Friday, October 22, 2010

The Aitor McDonagh Aircraft Carrier Index (Patent Pending)

Following my post below on the Royal Navy's cutbacks, and a far better researched and thought out contribution by Starbuck over on Wings Over Iraq (damn you and your edumucation!), I am reminded of one of the few examples of original thought in which I engaged in college - the Aitor McDonagh Aircraft Carrier Index (Patent Pending). In effect, the thesis behind the Aircraft Carrier Index is that the political intentions and aspirations of a nation can be measured by its acquisition of aircraft carriers, and inversely its decline is signalled by its relinquishment of aircraft carrier forces.

So, "big deal!", you say. As countries get richer they build bigger militaries, as they grow poorer, they reduce their military expenditure. But aircraft carriers are about more than mere defensive concerns, or the desire to project power. Aircraft carriers are about a nation's image of itself, and of its place in the world. As a start, consider that most mighty of naval powers: Canada.

You might think that this is sarcasm; it is not. At the end of WWII, Canada had the third largest navy in the world, with three aircraft carriers flying the Canadian colours. Canada looked to be on the cusp of playing a major military role in world affairs - subsequent involvement in the Korean conflict seemed to confirm this. Yet as the twentieth century progressed, and as Canada slipped from Britain's orbit, the need for aircraft carriers seemed to diminish - more importantly, Canada's own view of itself as an important military power also disappeared (hence key projects such as the Avro Arrow were cancelled).

Similarly, Australia commissioned three carriers between 1944 and 1945, with the last of these, HMAS Melbourne, only leaving service in 1982. Again, a fading power realised it could no longer justify a carrier force. But what is more significant is recent suggestions that Australia might get back in the carrier game. While it would seem that these dreams have faded since John Howard left office, they do signal that an Australia facing a newly resurgent East Asia, and with a booming economy of its own, the ability to project power is once more a sought-after tool - but more importantly, Australia sees itself once again as "one of those nations that have aircraft carriers", i.e. a regional power. Canada, Australia and the Netherlands all sacrificed their carriers after the Second World War - but only Australia has seen fit to consider bringing carriers back into its fleet.

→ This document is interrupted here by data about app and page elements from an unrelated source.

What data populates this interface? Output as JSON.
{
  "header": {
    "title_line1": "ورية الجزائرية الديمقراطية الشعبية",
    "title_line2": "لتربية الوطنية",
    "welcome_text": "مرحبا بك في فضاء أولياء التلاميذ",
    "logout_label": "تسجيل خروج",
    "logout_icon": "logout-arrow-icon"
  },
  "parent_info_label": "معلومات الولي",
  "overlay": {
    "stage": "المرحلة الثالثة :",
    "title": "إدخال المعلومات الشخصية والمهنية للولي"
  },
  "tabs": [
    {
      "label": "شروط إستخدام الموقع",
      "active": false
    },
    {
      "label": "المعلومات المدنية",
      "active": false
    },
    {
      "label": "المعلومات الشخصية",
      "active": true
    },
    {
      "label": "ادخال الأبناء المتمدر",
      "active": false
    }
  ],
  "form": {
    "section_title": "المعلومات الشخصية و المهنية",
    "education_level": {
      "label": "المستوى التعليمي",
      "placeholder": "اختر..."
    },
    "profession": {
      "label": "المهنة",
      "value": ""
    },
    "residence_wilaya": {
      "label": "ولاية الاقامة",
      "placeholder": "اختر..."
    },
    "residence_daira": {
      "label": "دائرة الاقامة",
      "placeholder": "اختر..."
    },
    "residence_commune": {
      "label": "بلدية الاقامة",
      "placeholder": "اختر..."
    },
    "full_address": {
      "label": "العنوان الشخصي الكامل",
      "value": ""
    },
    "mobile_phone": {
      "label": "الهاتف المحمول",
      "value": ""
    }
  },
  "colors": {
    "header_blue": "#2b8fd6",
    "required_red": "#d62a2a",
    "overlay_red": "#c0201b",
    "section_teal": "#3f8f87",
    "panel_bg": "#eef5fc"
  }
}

Nowhere has the carrier as a focus of national ambitions been more clear than in South America. Argentina, which once strutted the Latin American stage as the preeminent power, acquired a carrier in 1959, and continued operations with its most recent ship the ARA Veinticinco de Mayo until 1999. Then, the economy took a tumble, and Argentina realised it couldn't run with the big boys anymore. But just to the north, Brazil has now adopted the mantle of regional big shot, and has bought a new(ish) carrier off the French - the old Foch becoming the Sao Paolo.

Most importantly, you must remember just how useless most of these carriers are - Argentina was flying ancient Super Etendard jets off its ship until decommissioning, while the Brazilian's were making do with prop-powered anti-sub aircraft until very recently (they now use the hardly-cutting edge A4 Skyhawk). This indulging in maritime fantasies isn't just an emerging power thing either - who did the French think they were fooling flying F-8 Crusaders iin the year 2000? The only thing more antiquated than an F-8 is an actual Crusader (like, a guy in mail on horseback)!

But of course, carrier ownership isn't about operational ability. It's about running with the big boys. And that's why, if you want to know who feels like a big shot, see what they have as a flag ship. And that goes doubly for seeing who thinks their glory days are behind them.

1 comment:

  1. Excellent!

    This has become a hot-button item in the US. As you know, we have this paranoia about China becoming an emergent power. As such, the Chinese bought an ex-Soviet carrier (the Soviets built a total of four or five carriers throughout their entire existence).

    Of course, this has caused alarm throughout the defense community. Never mind the fact that
    a.) The US currently fields 11 carriers (though soon to be 10)
    b.) a US Navy Nimitz-class carrier carries far more planes--conventional planes at that--than any other carrier
    c.) it takes years to train a competent carrier force
    d.) The US Navy fields about a dozen "amphibious assault ships", which carry about as many Harriers and helicopters as some of the British designs (Invincible, etc).

    Check out the pic at the bottom of this page

    Anyway, navies that cannot afford the costs of carriers either typically either a.) ally themselves with carrier-wielding nations, as Canada does with the US, or b.) develop anti-carrier technologies. The Soviets invested heavily in anti-ship missiles, and the Chinese are reported to be doing the same. (The same can also be said for the Iranian Navy, and to a lesser extent, Hezbollah, who actually hit an Israeli ship during 2006).

    Curiously, a good book on the topic is Horowitz's "The Diffusion of Military Power", though it's best to just skip to the actual chapter on aircraft carriers, instead of reading his mathematical theories.